5.2.6 Behavior recognition
Finally, we deal with a behavior recognition task, a very important problem in computer vision. We used the facial expression and mouse behavior datasets from the UCSD vision group^{1}. The face data are composed of video clips of two individuals, each displaying six different facial expressions (anger, disgust, fear, joy, sadness, and surprise) under two different illumination settings. Each expression was repeated eight times, yielding a total of 192 video clips. We used 96 clips from one subject (regardless of illumination conditions) as training data, and predicted the emotions of other subjects in the video clips (a 6-class problem). We further randomly partitioned the training data into 50% labeled and 50% unlabeled sets five times. The mouse data contained videos of five different behaviors (drink, eat, explore, groom, and sleep). From the original dataset, we formed a smaller set comprising 75 video clips (15 videos for each behavior). We then randomly split the data into 25% labeled training, 40% unlabeled training, and 35% test sets five times.
In both cases, from the raw videos, we extract the
For the classification, we first ran the static mixture approach in [37] as a baseline, where they represented a video as a histogram of cuboid types, essentially forming a bag-of-words representation. They then applied the nearest neighbor prediction using the
Instead of representing the video as a single histogram, we considered a sequence representation for our GHMM-based sequence models. For each time frame

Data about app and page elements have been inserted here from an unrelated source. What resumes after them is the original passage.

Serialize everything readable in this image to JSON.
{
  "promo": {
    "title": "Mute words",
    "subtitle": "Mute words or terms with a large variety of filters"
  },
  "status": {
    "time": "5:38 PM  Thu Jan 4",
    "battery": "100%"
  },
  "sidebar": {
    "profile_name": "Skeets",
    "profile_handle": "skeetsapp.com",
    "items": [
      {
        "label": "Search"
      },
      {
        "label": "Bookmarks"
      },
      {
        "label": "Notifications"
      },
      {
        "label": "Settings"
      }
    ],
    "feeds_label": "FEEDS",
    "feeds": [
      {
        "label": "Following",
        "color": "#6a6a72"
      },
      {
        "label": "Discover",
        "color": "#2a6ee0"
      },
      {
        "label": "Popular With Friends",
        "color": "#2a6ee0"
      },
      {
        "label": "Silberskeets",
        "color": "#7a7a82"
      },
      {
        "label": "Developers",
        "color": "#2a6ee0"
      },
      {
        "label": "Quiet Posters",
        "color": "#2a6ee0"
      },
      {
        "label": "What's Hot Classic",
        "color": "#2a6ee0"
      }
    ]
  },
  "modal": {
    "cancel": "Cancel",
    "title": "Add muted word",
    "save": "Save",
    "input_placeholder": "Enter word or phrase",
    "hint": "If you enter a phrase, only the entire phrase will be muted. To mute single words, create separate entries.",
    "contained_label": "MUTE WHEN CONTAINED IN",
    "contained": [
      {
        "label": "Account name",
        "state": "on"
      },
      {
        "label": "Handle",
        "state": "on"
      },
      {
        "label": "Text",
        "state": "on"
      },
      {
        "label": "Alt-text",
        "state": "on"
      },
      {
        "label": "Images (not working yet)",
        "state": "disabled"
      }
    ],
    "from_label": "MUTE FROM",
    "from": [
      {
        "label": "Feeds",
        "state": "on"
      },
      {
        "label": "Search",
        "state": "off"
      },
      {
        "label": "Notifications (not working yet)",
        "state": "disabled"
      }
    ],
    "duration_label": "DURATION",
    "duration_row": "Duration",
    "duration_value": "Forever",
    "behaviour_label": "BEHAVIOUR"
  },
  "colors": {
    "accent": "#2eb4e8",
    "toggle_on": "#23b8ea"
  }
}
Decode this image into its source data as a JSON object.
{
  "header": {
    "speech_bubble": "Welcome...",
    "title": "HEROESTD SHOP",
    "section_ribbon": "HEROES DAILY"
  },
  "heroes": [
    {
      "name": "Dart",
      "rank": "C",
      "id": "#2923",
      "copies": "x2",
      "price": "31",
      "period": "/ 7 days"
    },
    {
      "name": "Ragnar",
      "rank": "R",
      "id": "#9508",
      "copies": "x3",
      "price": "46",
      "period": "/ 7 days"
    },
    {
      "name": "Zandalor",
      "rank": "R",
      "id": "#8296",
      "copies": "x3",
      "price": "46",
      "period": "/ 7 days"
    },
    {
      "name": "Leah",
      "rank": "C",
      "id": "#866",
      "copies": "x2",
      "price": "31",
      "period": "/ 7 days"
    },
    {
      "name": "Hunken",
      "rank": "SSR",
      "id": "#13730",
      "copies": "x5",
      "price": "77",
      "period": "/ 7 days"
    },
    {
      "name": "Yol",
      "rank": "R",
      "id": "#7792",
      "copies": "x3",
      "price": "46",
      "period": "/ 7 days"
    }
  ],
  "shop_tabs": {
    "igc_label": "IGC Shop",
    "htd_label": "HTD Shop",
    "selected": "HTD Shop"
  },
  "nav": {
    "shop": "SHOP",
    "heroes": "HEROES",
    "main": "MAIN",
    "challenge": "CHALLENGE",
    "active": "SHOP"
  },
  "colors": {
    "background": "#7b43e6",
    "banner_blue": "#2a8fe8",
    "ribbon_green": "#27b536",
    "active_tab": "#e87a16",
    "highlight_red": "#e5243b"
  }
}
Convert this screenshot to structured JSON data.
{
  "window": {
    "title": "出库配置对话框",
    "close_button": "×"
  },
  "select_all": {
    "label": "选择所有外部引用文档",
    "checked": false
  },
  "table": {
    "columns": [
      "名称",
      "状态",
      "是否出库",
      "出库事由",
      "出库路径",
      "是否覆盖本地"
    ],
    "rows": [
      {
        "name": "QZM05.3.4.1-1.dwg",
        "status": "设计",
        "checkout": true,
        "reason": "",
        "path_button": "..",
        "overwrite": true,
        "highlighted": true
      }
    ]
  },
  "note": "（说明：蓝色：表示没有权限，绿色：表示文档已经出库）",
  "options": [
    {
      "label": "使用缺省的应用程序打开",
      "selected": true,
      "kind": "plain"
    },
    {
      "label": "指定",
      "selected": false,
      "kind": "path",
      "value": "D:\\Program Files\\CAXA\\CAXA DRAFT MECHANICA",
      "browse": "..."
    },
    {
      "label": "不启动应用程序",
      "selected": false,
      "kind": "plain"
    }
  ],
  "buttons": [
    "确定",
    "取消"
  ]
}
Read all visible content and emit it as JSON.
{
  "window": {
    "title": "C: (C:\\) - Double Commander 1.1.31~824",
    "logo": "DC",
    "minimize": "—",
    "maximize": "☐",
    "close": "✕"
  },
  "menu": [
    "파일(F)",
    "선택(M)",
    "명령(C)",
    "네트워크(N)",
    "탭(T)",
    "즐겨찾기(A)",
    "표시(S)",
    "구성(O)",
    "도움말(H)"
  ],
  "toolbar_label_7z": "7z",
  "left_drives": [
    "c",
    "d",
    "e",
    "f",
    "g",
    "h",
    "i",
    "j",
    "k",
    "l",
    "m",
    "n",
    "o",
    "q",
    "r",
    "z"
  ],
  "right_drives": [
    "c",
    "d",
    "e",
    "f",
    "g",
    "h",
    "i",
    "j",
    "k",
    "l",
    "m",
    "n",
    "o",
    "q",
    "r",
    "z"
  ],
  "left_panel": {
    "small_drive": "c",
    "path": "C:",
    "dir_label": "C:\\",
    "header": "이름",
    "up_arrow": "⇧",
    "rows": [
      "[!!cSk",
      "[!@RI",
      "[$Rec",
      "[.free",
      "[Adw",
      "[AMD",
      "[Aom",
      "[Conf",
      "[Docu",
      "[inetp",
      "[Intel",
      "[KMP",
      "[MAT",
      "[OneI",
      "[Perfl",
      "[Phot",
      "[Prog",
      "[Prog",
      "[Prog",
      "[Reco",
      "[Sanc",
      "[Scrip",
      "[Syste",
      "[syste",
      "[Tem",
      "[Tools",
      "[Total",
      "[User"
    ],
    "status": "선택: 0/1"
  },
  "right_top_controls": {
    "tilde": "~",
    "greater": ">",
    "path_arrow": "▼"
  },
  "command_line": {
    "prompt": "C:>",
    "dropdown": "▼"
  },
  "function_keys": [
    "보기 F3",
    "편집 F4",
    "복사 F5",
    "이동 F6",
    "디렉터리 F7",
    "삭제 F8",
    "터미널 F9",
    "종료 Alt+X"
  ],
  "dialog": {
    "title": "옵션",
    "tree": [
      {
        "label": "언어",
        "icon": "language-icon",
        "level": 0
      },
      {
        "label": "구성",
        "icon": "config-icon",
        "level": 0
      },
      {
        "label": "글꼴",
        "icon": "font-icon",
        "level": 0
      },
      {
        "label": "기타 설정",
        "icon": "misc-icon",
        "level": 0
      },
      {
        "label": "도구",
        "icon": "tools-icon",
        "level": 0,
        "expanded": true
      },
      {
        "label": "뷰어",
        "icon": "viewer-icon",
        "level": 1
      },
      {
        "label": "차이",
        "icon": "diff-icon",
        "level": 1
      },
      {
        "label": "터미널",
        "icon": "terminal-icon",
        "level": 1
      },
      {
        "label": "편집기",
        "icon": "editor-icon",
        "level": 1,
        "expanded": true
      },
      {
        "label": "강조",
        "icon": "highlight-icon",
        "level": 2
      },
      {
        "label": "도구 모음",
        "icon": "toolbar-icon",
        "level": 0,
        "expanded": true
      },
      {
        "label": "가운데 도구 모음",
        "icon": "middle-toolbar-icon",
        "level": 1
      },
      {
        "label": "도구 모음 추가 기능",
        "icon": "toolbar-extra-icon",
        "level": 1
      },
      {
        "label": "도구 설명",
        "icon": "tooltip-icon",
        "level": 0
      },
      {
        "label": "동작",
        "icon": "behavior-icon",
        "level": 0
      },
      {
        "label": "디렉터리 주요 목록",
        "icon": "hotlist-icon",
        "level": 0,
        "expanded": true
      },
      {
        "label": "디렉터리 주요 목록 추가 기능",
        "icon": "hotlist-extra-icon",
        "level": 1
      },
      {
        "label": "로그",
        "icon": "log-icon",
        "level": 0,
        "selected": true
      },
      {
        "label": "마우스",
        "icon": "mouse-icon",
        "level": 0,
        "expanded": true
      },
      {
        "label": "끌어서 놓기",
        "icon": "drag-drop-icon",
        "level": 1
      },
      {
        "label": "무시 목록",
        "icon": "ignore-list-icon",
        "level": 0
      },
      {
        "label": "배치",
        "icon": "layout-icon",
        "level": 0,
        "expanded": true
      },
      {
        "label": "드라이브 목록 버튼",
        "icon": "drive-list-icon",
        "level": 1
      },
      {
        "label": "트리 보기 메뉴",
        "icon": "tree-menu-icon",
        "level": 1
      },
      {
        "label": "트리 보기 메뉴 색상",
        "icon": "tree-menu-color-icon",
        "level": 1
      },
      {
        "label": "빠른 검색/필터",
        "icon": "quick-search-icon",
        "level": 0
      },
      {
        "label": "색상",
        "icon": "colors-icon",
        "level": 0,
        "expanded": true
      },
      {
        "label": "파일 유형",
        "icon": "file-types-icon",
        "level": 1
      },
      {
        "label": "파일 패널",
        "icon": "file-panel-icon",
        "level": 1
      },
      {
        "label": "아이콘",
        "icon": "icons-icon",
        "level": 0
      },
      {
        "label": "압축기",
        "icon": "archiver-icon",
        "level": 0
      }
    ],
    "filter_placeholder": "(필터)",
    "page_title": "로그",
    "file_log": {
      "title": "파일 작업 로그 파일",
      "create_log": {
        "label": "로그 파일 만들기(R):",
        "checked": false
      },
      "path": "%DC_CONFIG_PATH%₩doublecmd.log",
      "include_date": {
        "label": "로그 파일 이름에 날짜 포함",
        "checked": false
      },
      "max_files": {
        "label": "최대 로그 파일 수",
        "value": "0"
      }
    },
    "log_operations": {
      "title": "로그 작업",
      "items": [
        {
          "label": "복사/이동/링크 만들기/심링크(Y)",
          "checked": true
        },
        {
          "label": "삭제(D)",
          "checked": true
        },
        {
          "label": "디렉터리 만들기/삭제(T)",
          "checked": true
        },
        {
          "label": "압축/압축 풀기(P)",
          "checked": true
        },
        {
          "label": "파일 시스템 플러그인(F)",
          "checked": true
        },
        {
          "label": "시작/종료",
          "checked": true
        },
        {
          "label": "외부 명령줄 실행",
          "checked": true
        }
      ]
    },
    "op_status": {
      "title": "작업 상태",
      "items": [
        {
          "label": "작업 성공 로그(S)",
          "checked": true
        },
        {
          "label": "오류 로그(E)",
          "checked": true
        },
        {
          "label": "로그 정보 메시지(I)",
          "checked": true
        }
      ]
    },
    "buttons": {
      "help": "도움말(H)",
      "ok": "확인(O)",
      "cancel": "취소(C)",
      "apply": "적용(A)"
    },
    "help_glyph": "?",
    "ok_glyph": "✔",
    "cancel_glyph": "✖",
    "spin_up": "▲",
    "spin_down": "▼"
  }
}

The experimental results for the semi-supervised classification settings imply that SSRDM is significantly better than selftraining. This can be attributed to the SSRDM’s effective and discriminative weighting scheme that discovers the most important unlabeled data points for classification. Compared to our SSRDM, the performance improvement achieved by the self-training algorithm is small and can sometimes deteriorate classification accuracy.
1Selecting the number of hidden states in GHMMs is an important task of model selection that we accomplish using cross validation.
1Alternatively, one can directly tackle multi-class problems via multiclass SVM [27]. The other possibility in binarization is the one-vs-one treatment [28,29]. In our evaluation, however, WTA in one-vs-others settings slightly outperforms these two alternatives almost all the time, hence we only report the results of WTA.
1For further details about the data, please refer to [30].
1Available for download at http://vision.ucsd.edu.
In this paper we have introduced a novel semi-supervised discriminative method for learning mixtures of generative BNC models. Under semi-supervised settings, we utilized the minimum entropy principle leading to stage-wise data weight distributions for both labeled and unlabeled data. Unlike traditional approaches to discriminative learning, the proposed recursive algorithm is computationally as efficient as learning a single BNC model while achieving significant improvement in classification performance. Our recursive mixture learning is amenable to a pre-determined mixture order as well as robust to the choice of initial parameters.
No potential conflict of interest relevant to this article was reported.